= Task prompt =
Only the text belongs in the copy: retype each record exactly as it appears.

** Supplied information follows **

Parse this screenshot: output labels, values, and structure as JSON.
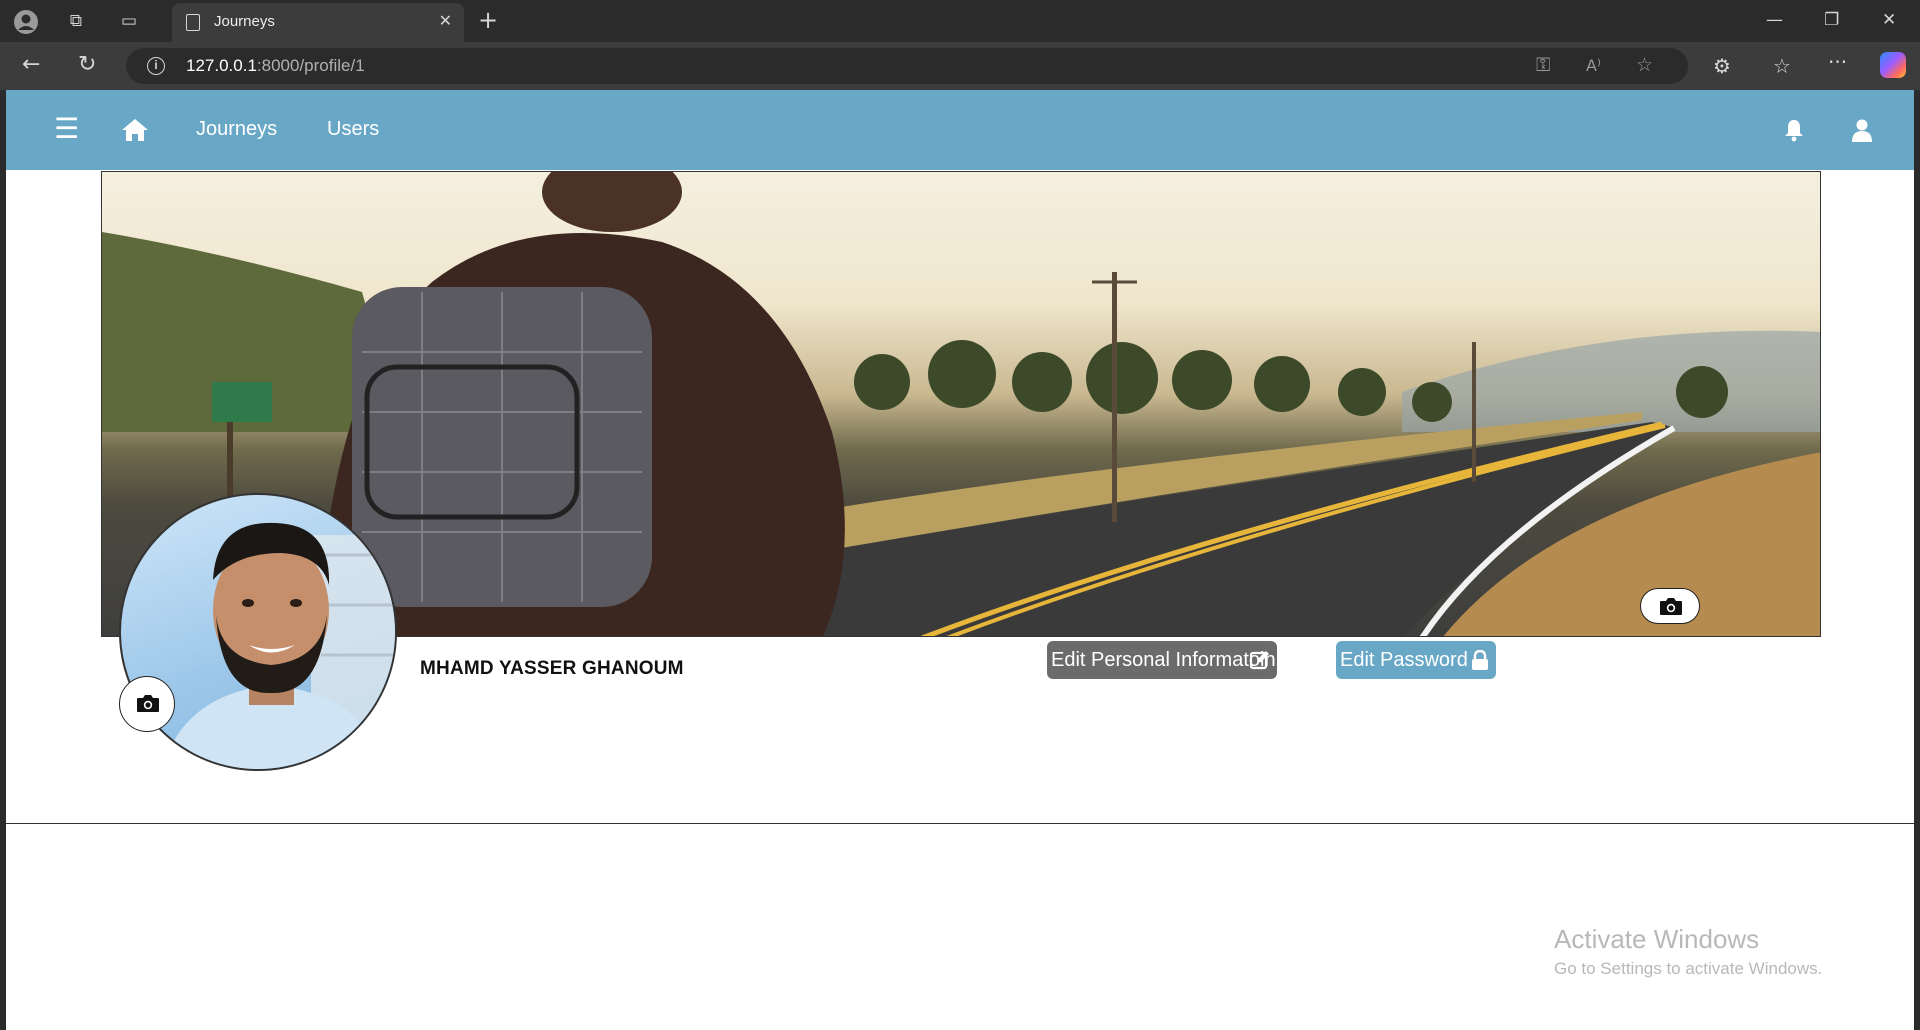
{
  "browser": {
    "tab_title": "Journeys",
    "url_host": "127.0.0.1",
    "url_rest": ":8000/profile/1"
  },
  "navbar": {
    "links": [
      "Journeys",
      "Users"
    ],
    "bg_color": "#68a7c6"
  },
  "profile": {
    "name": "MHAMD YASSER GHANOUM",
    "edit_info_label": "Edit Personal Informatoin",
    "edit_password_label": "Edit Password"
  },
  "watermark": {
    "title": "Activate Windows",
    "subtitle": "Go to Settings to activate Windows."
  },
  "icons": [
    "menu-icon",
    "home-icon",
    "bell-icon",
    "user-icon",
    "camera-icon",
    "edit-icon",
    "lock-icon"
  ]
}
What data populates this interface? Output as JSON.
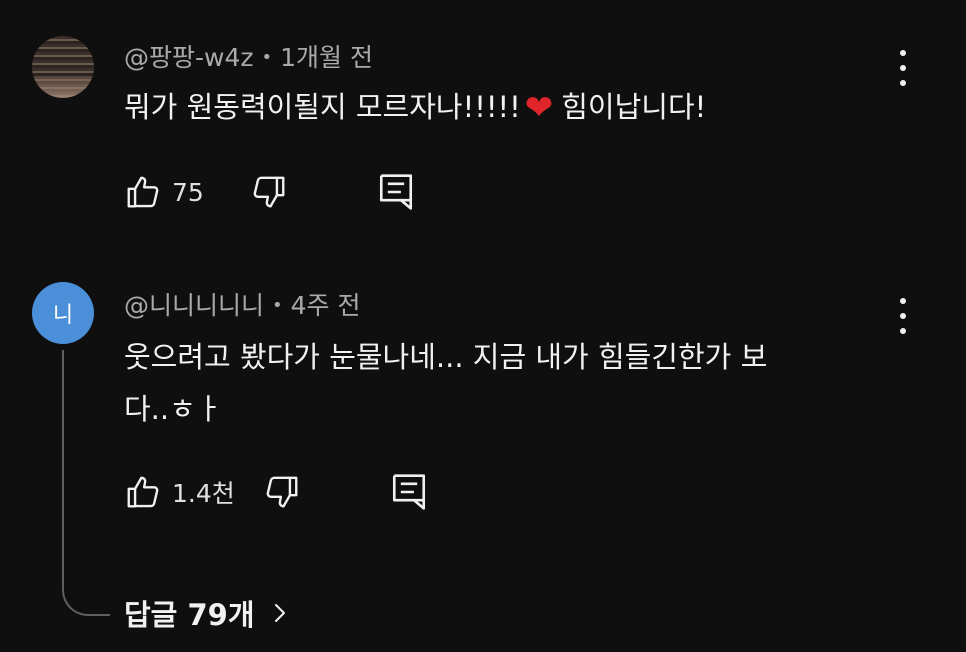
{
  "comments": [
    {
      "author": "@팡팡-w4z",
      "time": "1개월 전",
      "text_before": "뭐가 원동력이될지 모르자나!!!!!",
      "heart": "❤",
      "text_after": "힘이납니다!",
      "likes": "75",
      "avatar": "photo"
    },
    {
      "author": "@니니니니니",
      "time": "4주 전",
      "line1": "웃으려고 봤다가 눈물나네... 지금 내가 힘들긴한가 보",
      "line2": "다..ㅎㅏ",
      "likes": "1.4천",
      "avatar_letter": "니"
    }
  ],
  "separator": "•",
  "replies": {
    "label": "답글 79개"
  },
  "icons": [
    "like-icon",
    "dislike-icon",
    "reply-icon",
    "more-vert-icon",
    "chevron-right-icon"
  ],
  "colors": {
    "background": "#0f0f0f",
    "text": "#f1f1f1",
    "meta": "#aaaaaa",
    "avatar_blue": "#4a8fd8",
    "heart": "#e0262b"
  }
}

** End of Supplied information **

= Answer box =
Parse this screenshot: output labels, values, and structure as JSON.
{
  "browser": {
    "tab_title": "Journeys",
    "url_host": "127.0.0.1",
    "url_rest": ":8000/profile/1"
  },
  "navbar": {
    "links": [
      "Journeys",
      "Users"
    ],
    "bg_color": "#68a7c6"
  },
  "profile": {
    "name": "MHAMD YASSER GHANOUM",
    "edit_info_label": "Edit Personal Informatoin",
    "edit_password_label": "Edit Password"
  },
  "watermark": {
    "title": "Activate Windows",
    "subtitle": "Go to Settings to activate Windows."
  },
  "icons": [
    "menu-icon",
    "home-icon",
    "bell-icon",
    "user-icon",
    "camera-icon",
    "edit-icon",
    "lock-icon"
  ]
}
What data populates this interface? Output as JSON.
{
  "comments": [
    {
      "author": "@팡팡-w4z",
      "time": "1개월 전",
      "text_before": "뭐가 원동력이될지 모르자나!!!!!",
      "heart": "❤",
      "text_after": "힘이납니다!",
      "likes": "75",
      "avatar": "photo"
    },
    {
      "author": "@니니니니니",
      "time": "4주 전",
      "line1": "웃으려고 봤다가 눈물나네... 지금 내가 힘들긴한가 보",
      "line2": "다..ㅎㅏ",
      "likes": "1.4천",
      "avatar_letter": "니"
    }
  ],
  "separator": "•",
  "replies": {
    "label": "답글 79개"
  },
  "icons": [
    "like-icon",
    "dislike-icon",
    "reply-icon",
    "more-vert-icon",
    "chevron-right-icon"
  ],
  "colors": {
    "background": "#0f0f0f",
    "text": "#f1f1f1",
    "meta": "#aaaaaa",
    "avatar_blue": "#4a8fd8",
    "heart": "#e0262b"
  }
}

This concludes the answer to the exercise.